Mentorship is all about the relationship, and race may eventually become a topic–especially in the disparities that Black marketers feel that a potential white mentor may not. Ramon points out that white allies may not approach mentorship with Black marketers due to a fear of appearing like a “white savior.” “It’s a fear of saying or doing the wrong thing,” he said.

Johnson agrees that sometimes potential mentors overthink how race comes into play up front: “If someone approached me and was like, ‘hey, I’ve noticed like the work that you’re doing, you seem like you have a ton of potential, I would love to be your mentor.’ I wouldn’t take it as you are coming to me because I’m Black. Although eventually, maybe we’ll reach a point in our relationship where we’ll be able to talk about that,” she said.

While there are differences in how white and Black marketers have experienced the workplace, both Ramos and Johnson point out how critical it is to have diverse voices at all levels in marketing teams. A survey about diversity in advertising from Google and the Female Quotient found that 64% of those surveyed took action (including purchasing a product) after seeing an ad or marketing campaign they think is diverse and inclusive. The percentage increased dramatically within specific consumer groups “including Latinx+ (85%), Black (79%), Asian/Pacific Islander (79%), LGBTQ (85%), millennial (77%), and teen (76%) consumers.”

Reflect your customers

Johnson points out that, at the very basic level, our target audiences are diverse and varied and so our marketing teams should include those voices to reflect those experiences. “If your customers are different than you and they feel unrecognized, you will begin to lose them,” wrote Michael P. Krone in an essay for Title News. Having a more diverse workforce and leadership team not only brings in the perspectives of all your potential customers, but it helps drive growth. 

In fact, companies with more diverse executives were 33% more likely to see above average profits, McKinsey data found, and one reason might be that they understand how to appeal to more than just one target audience. Johnson said this is critical in the search marketing space, too: “We should be looking at things from more than just one point of view in one perspective, because we’re selling products or services to more than one type of person.”

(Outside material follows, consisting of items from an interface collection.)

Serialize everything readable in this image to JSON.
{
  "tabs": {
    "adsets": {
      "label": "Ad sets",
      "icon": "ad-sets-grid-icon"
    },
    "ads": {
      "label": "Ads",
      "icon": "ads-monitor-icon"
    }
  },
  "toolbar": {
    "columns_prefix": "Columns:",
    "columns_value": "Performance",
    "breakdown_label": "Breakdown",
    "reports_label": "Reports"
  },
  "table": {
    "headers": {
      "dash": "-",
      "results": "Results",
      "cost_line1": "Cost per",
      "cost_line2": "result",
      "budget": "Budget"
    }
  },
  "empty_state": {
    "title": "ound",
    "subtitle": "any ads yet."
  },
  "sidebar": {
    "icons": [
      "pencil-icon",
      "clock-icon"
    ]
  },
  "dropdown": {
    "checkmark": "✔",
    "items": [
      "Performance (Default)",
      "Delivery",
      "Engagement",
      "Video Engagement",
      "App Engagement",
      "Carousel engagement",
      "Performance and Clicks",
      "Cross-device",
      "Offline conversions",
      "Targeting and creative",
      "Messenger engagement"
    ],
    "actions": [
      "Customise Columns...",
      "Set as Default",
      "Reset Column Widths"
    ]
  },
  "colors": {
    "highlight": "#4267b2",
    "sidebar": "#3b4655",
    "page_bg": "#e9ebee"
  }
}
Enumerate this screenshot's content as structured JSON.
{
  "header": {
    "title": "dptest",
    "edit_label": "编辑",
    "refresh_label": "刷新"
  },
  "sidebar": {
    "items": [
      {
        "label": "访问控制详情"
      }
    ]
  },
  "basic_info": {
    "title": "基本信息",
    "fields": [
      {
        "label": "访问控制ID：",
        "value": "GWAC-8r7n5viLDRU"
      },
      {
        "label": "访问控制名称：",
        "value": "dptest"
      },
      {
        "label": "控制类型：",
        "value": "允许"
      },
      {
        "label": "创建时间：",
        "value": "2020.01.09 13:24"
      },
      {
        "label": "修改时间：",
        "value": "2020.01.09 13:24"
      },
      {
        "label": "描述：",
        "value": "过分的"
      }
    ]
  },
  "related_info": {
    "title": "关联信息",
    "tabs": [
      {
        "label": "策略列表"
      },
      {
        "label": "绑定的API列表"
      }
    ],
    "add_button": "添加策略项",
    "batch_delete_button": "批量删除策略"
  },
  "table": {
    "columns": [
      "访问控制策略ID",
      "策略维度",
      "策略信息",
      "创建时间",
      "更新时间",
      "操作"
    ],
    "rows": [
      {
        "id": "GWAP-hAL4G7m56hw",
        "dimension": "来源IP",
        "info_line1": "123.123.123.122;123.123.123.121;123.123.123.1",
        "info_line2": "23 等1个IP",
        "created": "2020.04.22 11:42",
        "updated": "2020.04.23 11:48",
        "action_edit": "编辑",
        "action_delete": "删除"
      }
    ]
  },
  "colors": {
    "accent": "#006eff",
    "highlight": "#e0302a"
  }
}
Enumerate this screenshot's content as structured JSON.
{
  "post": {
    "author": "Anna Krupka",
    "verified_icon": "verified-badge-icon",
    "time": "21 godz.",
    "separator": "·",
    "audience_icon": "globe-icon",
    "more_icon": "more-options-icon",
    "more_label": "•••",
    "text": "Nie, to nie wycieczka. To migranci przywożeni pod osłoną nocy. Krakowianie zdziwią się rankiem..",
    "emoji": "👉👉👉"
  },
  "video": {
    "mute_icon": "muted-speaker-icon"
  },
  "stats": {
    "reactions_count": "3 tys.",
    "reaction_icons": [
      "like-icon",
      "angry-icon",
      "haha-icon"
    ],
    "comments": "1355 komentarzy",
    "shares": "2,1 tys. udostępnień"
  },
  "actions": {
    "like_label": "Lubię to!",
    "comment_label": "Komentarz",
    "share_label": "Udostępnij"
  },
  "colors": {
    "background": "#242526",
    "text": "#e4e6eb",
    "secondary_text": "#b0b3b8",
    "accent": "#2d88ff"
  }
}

The onus of representation and inclusion should not fall solely to Black and non-white marketers. Everyone on the team should make it a priority. Johnson recommends asking whose perspective is missing: “Everybody needs to start thinking about this. If you look at a piece of creative or a marketing campaign, and you feel like everyone looks like you, then something is wrong.”

There’s also an element of ethics behind it, said Johnson. Marketing and advertising set trends and create demand and therefore have a responsibility to reflect the voices of their diverse target markets. “I feel like it’s like our responsibility as marketers. We’re putting these images out into the world, and children are going to see themselves reflected in these ads. And people are forming their identities, and they’re going to see themselves reflected in these ads.”

While most marketing companies have a long way to go with diversity and inclusion, Ramos and Johnson both recommend taking small steps to encourage diversity — making room for people different from you at the table, offering help where you can, giving up small things to give others opportunities. 

Ramos says that what seem like small things to you can often incite big changes in another marketer’s life and improve the industry as a whole: “For example, if I’ve been speaking for a while, and every year I have fifteen speaking engagements lined up. If I go from fifteen to fourteen, it’s not going to change my life. But if a new SEO goes from zero to one, that could be a game changer. And people are so worried about what they could eventually lose and not think about what an individual and the industry as a whole, could gain if you just let go of that claw grip of one speaking engagement.”


About The Author

Carolyn Lyden serves as the Director of Search Content for Search Engine Land and SMX. With expertise in SEO, content marketing, local search, and analytics, she focuses on making marketers’ jobs easier with important news and educational content.